Leonardo DiVinci surrounded himself with brilliant people.  He used his God given talents to enhance his friends talents.  During the 15th century many mathematicians were inventing mathematical equations explaining things that happened in nature: the center of a sunflower, a conch shell, the top of a cactus, pinecone, snail.  Mathematicians and DiVinci noticed that these patterns, which occur naturally, were pleasing to the eye (Aesthetically Pleasing) and something that the human brain is innately drawn to.  Leonardo’s friend, Luca Pacioli (1445-1517) wrote a book called Divine Proportions.  DiVinci illustrated this book which talked about the “golden ratio’s” appearance in the human body and also in architecture.  The Golden Ratio is the ratio of a line segment cut into two pieces of different lengths such that the ratio of the whole segment to that of the longer segment is equal to the ratio of the longer segment to the shorter segment.  This lesson will break this idea down in terms we can use with our art.  There will be no math required to understand this. But if you are a math person you might find the mathematics behind it enlightening.

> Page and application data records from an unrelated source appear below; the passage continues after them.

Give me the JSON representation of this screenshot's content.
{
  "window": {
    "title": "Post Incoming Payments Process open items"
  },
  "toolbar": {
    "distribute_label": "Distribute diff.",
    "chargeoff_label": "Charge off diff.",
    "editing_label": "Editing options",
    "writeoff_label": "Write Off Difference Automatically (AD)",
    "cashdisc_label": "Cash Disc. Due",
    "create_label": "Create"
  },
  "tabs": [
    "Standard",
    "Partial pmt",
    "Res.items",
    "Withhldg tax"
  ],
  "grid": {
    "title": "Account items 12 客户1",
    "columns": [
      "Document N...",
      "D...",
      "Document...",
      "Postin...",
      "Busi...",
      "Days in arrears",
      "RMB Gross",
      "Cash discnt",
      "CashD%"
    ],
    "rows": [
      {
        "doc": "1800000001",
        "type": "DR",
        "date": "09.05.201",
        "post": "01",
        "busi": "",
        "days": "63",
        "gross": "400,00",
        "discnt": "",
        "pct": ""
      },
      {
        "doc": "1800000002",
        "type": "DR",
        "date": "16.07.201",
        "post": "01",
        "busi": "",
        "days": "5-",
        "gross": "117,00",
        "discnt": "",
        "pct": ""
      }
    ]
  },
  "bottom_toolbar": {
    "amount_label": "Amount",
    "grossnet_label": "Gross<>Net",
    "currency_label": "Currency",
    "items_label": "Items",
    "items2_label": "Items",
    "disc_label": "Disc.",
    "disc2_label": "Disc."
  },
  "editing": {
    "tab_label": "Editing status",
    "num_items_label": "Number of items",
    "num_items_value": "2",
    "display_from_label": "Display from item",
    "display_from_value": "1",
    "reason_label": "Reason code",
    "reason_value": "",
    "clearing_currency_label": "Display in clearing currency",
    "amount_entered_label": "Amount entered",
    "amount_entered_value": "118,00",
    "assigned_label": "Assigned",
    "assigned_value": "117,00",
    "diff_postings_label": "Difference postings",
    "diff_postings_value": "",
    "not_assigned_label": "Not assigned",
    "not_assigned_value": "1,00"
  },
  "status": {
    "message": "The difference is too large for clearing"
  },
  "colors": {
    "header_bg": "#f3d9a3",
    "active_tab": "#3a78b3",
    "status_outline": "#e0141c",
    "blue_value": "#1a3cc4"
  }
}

  1. Strathmore sketchbook
  2. Pentel mechanical pencil
  3. Kneaded eraser
  4. Black Uniball pen
  5. Sakura Jelly Roll pens in 7 different colors
  6. Graph paper 4 squares per inch.  I printed mine from
  7. Arches watercolor paper
  8. Daniel Smith Watercolors
  9. Bullseye Glass
  10. Frozen by Disney


  1. Mathematician, Fibonocci also created a sequence of numbers that is used in art.  1, 1, 2, 3, 5, 8, 13, 21, 34, 55, …… these can be found by adding 1+1=2 (that is the first 3    numbers)next take the sum 2 and add the next number 2+3=5 and keep going as long as you want.  
  2. Next we used the graph paper to put these numbers out in a geometric pattern.  We are now making square boxes.
  3. You get the elliptical shape by connecting the upper left of the box to the lower right in the first square you drew.  This is not a straight line but a gently curved line.
  4. The next box has a point starting at your last dot and on the opposite corner of the square.
  5. This shape, which I called a coil, helps keep your eye traveling along that invisible line.  The result will be “aesthetically pleasing” to your eyes, subconsciously drawing you into the painting.  The center of the coil will have the most intricate of details thus becoming the focal point of your picture.  As the coil gets bigger the details will be less.
  6. We end the instruction with placing a simple drawing on paper following the path of the “coil”.

No one is saying that this is the only way to make a piece of art that will be valuable and pleasing to the majority of people.  This is only a tool to help you figure out why you like a picture or what you need to do to make it work better for you.  I critique a number of paintings I have done and use the Golden Ratio to analzye why it has not captivated its audience.  If you look at some of the most famous works of art you will see this tool is used by the masters.  DiVinci’s Mona Lisa has a number of “coils” within the main coil.  He is directing your attention exactly where he wants you to look first.  In Van Gogh’s starry night you can see how he used that “coil” to direct his placement of the air movement and stars.  Some artists do not need to use the coil.  Their work is natural and it just happens.  But most artists are not genius’ and will need to rely on all of their tools.  These art lessons are made to give you tools to use in your art world.  I leave it up to you to figure out if you need to use them or not.